Toward this end, Primary Ventures has launched their “NYC Founder Guide,” a collection of tools and information that will help potential and early-stage founders navigate the city’s startup ecosystem. By featuring directories of local angel and venture investors and vendors, the site’s goal is to provide those who might not have access to industry mentorship with a basic understanding of what to expect along their journey, and how they can get in touch with people who can help.
“That’s something we’re happy to do as a contribution to the community, because we think it matters,” says Svrluga. He hopes founders who’ve been helped through the site will give Primary a call when seeking funding.
Primary is also launching its first class of the New York City Founders Fellowship, a six-month educational program that targets 15 founders from non-traditional backgrounds.
Location still matters
Our conversation with Svrluga took place just a little more than a year into the COVID-19 pandemic, amid predictions that New York City has been thrown into a death spiral from which it won’t recover. Svrluga is skeptical.
“This is the third time in our careers that the death of New York City as the center of many things has been predicted. I’m pretty sure the third time’s not going to be the charm,” he says.
“9/11 did lead to a temporary exodus for some subset of the population who were worried about safety. Anybody who was around at the time can remember the conversations about, ‘Who is ever gonna sign a lease in a building above the 50th floor? Nobody would want to be that high again, right? Nobody’s ever going to build a big skyscraper in New York City again.’”
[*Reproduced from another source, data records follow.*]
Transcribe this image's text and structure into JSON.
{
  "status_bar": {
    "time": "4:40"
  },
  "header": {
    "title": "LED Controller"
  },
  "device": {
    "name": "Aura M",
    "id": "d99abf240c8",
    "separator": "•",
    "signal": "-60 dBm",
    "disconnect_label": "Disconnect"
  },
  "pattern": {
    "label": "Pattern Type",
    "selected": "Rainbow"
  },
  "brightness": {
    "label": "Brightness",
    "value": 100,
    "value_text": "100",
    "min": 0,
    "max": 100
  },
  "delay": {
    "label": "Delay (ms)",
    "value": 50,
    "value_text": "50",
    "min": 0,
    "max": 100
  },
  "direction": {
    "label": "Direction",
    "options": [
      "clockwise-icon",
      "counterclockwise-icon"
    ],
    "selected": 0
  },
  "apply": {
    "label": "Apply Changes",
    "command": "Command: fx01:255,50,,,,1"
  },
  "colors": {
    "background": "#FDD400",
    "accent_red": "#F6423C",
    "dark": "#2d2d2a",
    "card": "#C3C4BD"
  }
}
It turns out that these fears were overstated, and the six tallest buildings in New York were erected after 9/11. As far as Svrluga can tell, New York City has longevity for tech.
“The diversity here is a powerful draw for incredible talent, and there’s just a whole bunch of people in the country and in the world for whom living in New York City is a pilgrimage,” he says. “You have this steady inflow of wildly diverse and super interesting talent.”
Svrluga makes a case for New York City as the world’s premier startup base, due to its unparalleled access to customers in finance, advertising, media, real estate, pharmaceuticals, healthcare — the list goes on. He argues that being able to “be down the street from your customers and your prospects” vastly outweighs the benefit of less expensive office space.
“I’ll take my salesperson who’s in New York, who can run around and see five in a day, or get a text in the morning from a prospect who says, “Hey, let’s talk today,” and they just get on a Citi Bike and get to that person in 10 minutes.”
In a time when other tech leaders are opening up offices to remote work, or exiting traditional tech hubs for sunnier territory like Miami or Austin, Svrluga is doubling down on the importance of location and staying true to the vision that has animated Primary Ventures from its birth.
You can watch the entire discussion below: